Given entries section start
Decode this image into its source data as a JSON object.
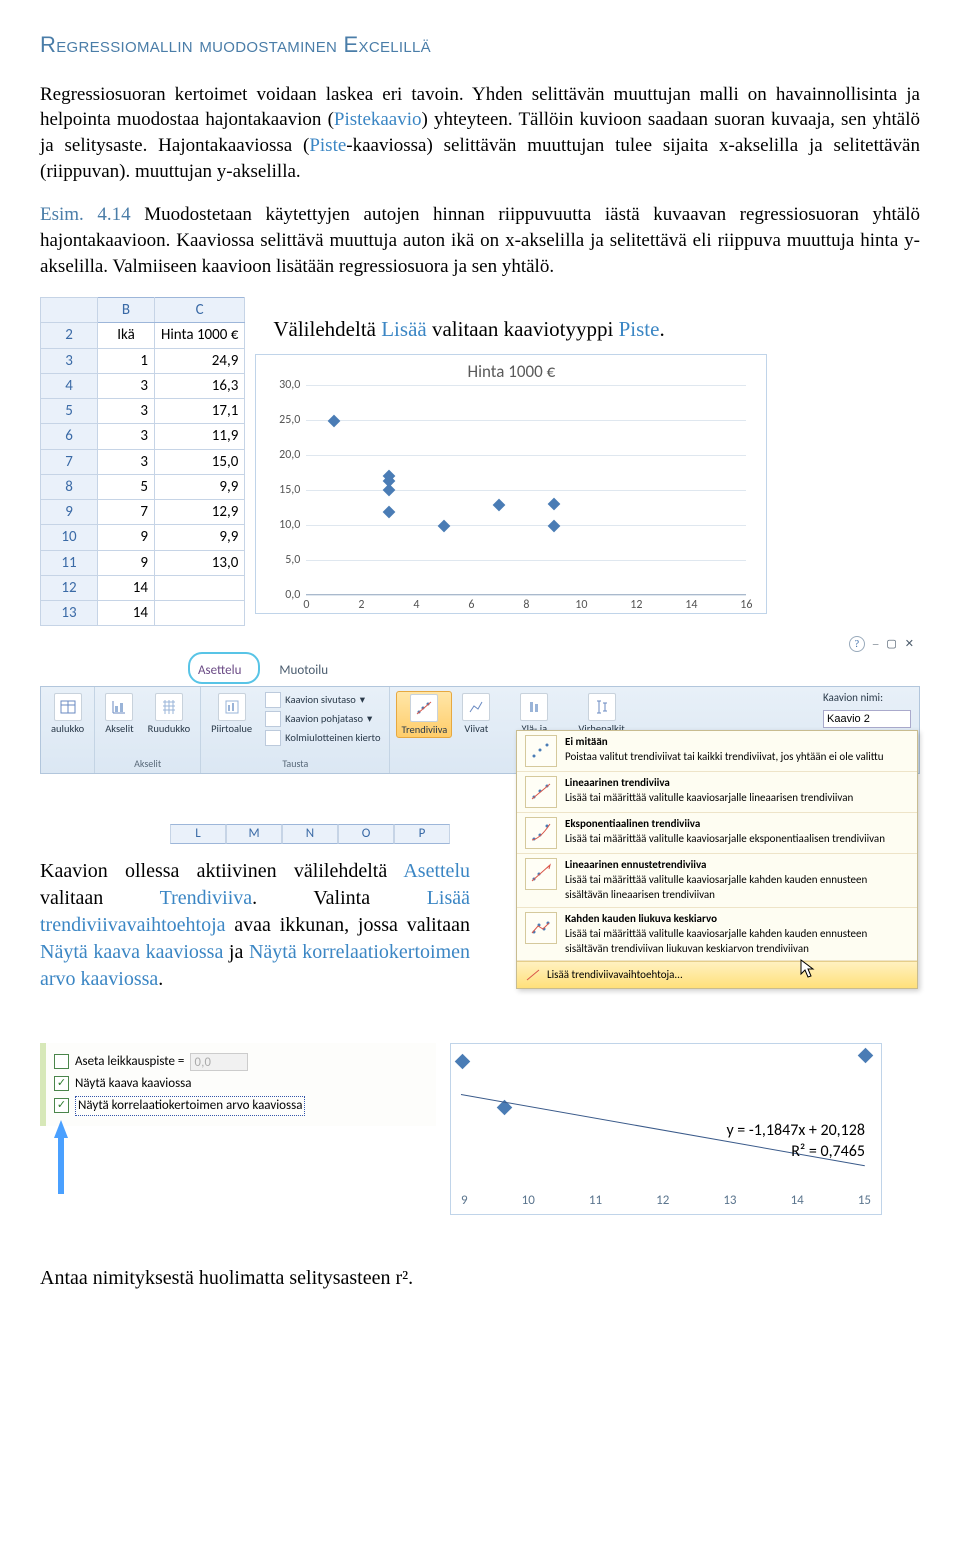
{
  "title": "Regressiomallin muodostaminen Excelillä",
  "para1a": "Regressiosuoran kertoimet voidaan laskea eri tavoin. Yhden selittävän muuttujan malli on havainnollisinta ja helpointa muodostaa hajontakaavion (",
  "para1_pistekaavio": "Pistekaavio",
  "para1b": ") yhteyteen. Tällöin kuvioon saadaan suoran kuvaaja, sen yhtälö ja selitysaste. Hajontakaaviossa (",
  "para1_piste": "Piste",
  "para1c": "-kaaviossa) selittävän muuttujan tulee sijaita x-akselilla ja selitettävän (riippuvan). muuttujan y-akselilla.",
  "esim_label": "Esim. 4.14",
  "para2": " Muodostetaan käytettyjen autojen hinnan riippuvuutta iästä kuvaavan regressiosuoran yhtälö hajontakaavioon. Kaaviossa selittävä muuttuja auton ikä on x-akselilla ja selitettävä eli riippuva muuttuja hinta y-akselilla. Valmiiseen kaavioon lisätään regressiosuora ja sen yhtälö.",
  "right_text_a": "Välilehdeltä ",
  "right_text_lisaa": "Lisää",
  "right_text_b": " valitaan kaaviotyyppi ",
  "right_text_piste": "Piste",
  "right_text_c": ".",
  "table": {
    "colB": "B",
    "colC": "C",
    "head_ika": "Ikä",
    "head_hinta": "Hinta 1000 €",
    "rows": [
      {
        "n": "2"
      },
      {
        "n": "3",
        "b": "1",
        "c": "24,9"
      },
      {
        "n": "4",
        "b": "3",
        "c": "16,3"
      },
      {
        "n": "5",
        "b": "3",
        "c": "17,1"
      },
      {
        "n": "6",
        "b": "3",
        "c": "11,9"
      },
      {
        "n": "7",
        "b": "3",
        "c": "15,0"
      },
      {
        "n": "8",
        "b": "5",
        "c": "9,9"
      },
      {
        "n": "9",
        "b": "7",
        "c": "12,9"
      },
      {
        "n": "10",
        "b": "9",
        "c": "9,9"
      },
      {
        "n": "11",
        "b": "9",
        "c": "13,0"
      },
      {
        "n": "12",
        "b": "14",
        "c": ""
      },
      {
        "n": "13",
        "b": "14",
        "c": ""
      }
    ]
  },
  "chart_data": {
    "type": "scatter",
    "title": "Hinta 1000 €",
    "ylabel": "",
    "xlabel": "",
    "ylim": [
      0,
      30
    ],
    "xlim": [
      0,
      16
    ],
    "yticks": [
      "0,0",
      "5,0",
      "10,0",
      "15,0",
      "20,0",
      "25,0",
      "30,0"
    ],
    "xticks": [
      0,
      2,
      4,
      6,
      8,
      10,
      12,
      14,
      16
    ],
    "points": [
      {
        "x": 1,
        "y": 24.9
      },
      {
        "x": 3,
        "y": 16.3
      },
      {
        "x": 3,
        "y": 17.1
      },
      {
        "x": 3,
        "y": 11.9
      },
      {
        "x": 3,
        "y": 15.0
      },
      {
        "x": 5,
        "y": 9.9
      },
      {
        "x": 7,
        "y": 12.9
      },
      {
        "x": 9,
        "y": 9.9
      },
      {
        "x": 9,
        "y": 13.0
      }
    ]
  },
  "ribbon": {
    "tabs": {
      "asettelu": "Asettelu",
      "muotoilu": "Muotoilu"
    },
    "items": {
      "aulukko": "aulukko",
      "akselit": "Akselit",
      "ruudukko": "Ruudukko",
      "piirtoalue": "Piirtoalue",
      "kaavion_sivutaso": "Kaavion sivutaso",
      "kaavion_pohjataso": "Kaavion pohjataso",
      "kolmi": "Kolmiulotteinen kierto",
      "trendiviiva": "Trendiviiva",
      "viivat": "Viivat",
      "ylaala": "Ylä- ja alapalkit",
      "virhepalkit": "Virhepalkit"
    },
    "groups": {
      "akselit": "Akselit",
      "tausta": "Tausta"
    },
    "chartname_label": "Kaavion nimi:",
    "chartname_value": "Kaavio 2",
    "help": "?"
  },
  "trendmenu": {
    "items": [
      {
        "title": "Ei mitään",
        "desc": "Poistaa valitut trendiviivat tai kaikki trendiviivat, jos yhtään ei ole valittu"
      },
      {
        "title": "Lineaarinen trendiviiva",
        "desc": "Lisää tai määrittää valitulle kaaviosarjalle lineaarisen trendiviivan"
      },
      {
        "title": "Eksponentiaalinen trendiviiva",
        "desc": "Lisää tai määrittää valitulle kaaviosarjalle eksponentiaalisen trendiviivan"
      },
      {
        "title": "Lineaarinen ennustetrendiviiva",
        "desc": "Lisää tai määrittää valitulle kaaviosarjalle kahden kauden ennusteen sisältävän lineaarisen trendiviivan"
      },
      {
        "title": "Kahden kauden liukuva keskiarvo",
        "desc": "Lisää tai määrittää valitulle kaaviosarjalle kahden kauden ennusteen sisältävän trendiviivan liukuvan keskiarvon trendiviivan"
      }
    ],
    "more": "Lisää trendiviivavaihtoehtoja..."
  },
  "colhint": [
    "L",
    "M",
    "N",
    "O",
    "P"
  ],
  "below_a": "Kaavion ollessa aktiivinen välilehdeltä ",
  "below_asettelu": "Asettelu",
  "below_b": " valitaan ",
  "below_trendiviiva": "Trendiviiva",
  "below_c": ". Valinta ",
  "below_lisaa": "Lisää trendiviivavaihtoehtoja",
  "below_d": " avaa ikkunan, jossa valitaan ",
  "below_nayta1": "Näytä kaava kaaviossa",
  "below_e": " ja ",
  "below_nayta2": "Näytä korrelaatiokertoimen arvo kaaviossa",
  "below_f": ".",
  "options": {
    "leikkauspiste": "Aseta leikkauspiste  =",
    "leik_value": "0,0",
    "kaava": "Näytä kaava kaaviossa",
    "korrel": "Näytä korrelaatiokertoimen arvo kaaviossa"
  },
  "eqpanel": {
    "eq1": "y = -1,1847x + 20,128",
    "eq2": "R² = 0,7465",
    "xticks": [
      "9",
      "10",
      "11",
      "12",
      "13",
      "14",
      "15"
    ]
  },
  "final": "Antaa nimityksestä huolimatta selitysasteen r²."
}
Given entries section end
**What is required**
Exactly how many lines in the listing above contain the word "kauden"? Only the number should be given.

**Response**
3